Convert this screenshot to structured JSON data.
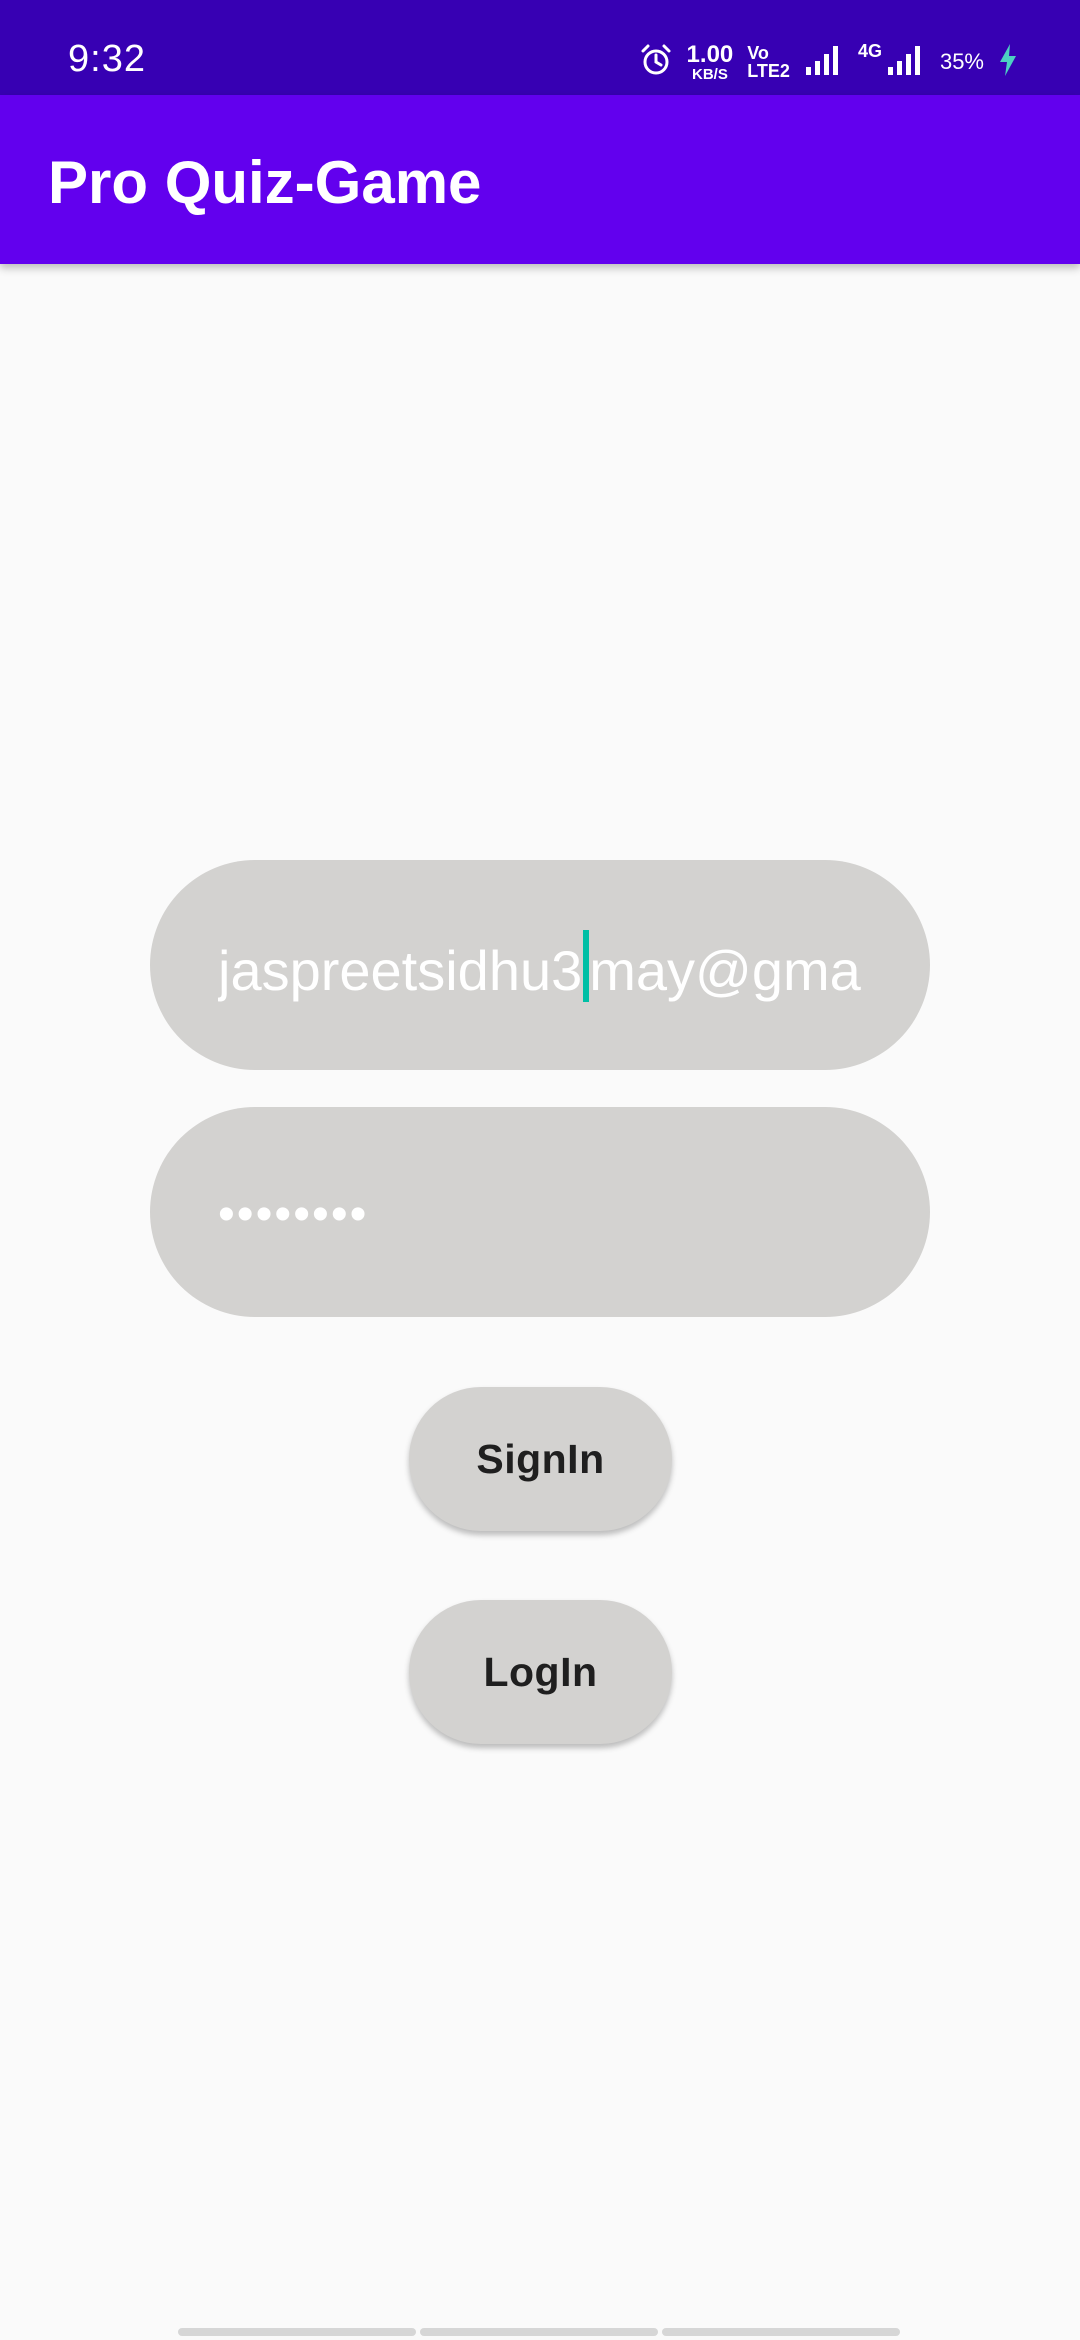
{
  "status_bar": {
    "time": "9:32",
    "net_speed_value": "1.00",
    "net_speed_unit": "KB/S",
    "volte_top": "Vo",
    "volte_bottom": "LTE2",
    "network_type": "4G",
    "battery": "35%",
    "icons": [
      "alarm-icon",
      "signal-icon",
      "signal-icon",
      "charging-icon"
    ]
  },
  "app_bar": {
    "title": "Pro Quiz-Game"
  },
  "email_field": {
    "value_before_cursor": "jaspreetsidhu3",
    "value_after_cursor": "may@gmail.",
    "cursor_color": "#00bfa5"
  },
  "password_field": {
    "value": "••••••••"
  },
  "buttons": {
    "signin_label": "SignIn",
    "login_label": "LogIn"
  },
  "colors": {
    "status_bar": "#3700b3",
    "app_bar": "#6200ee",
    "background": "#fafafa",
    "field_bg": "#d3d2d0"
  }
}
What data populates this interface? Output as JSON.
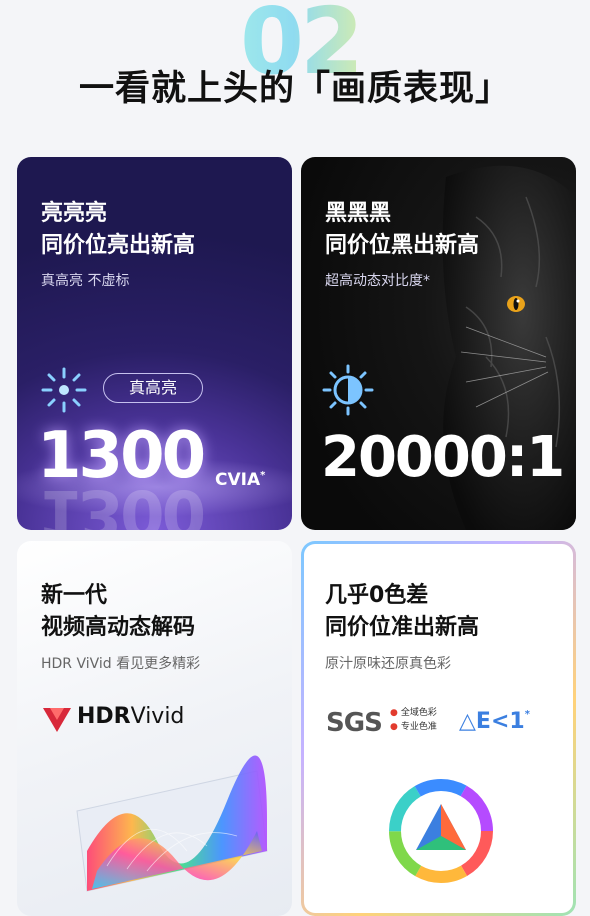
{
  "header": {
    "number": "02",
    "title": "一看就上头的「画质表现」"
  },
  "cards": [
    {
      "line1": "亮亮亮",
      "line2": "同价位亮出新高",
      "sub": "真高亮 不虚标",
      "pill": "真高亮",
      "value": "1300",
      "unit": "CVIA",
      "asterisk": "*"
    },
    {
      "line1": "黑黑黑",
      "line2": "同价位黑出新高",
      "sub": "超高动态对比度*",
      "value": "20000:1"
    },
    {
      "line1": "新一代",
      "line2": "视频高动态解码",
      "sub": "HDR ViVid 看见更多精彩",
      "logo_bold": "HDR",
      "logo_light": "Vivid"
    },
    {
      "line1": "几乎0色差",
      "line2": "同价位准出新高",
      "sub": "原汁原味还原真色彩",
      "sgs": "SGS",
      "sgs_line1": "全域色彩",
      "sgs_line2": "专业色准",
      "delta": "△E<1",
      "delta_ast": "*"
    }
  ],
  "colors": {
    "accent_purple": "#4a3398",
    "glow": "#7c5bd8",
    "blue": "#3b7fe0",
    "tiger_eye": "#e9a21a"
  },
  "icons": [
    "sun-icon",
    "contrast-icon",
    "hdr-vivid-logo-icon",
    "rainbow-ribbons-image",
    "tiger-image",
    "color-ring-icon"
  ]
}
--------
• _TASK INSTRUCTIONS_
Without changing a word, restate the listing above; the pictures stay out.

• _RESPONSE_
Convert this screenshot to structured JSON data.
{
  "status_bar": {
    "time": "9:32",
    "net_speed_value": "1.00",
    "net_speed_unit": "KB/S",
    "volte_top": "Vo",
    "volte_bottom": "LTE2",
    "network_type": "4G",
    "battery": "35%",
    "icons": [
      "alarm-icon",
      "signal-icon",
      "signal-icon",
      "charging-icon"
    ]
  },
  "app_bar": {
    "title": "Pro Quiz-Game"
  },
  "email_field": {
    "value_before_cursor": "jaspreetsidhu3",
    "value_after_cursor": "may@gmail.",
    "cursor_color": "#00bfa5"
  },
  "password_field": {
    "value": "••••••••"
  },
  "buttons": {
    "signin_label": "SignIn",
    "login_label": "LogIn"
  },
  "colors": {
    "status_bar": "#3700b3",
    "app_bar": "#6200ee",
    "background": "#fafafa",
    "field_bg": "#d3d2d0"
  }
}
What data populates this interface? Output as JSON.
{
  "header": {
    "number": "02",
    "title": "一看就上头的「画质表现」"
  },
  "cards": [
    {
      "line1": "亮亮亮",
      "line2": "同价位亮出新高",
      "sub": "真高亮 不虚标",
      "pill": "真高亮",
      "value": "1300",
      "unit": "CVIA",
      "asterisk": "*"
    },
    {
      "line1": "黑黑黑",
      "line2": "同价位黑出新高",
      "sub": "超高动态对比度*",
      "value": "20000:1"
    },
    {
      "line1": "新一代",
      "line2": "视频高动态解码",
      "sub": "HDR ViVid 看见更多精彩",
      "logo_bold": "HDR",
      "logo_light": "Vivid"
    },
    {
      "line1": "几乎0色差",
      "line2": "同价位准出新高",
      "sub": "原汁原味还原真色彩",
      "sgs": "SGS",
      "sgs_line1": "全域色彩",
      "sgs_line2": "专业色准",
      "delta": "△E<1",
      "delta_ast": "*"
    }
  ],
  "colors": {
    "accent_purple": "#4a3398",
    "glow": "#7c5bd8",
    "blue": "#3b7fe0",
    "tiger_eye": "#e9a21a"
  },
  "icons": [
    "sun-icon",
    "contrast-icon",
    "hdr-vivid-logo-icon",
    "rainbow-ribbons-image",
    "tiger-image",
    "color-ring-icon"
  ]
}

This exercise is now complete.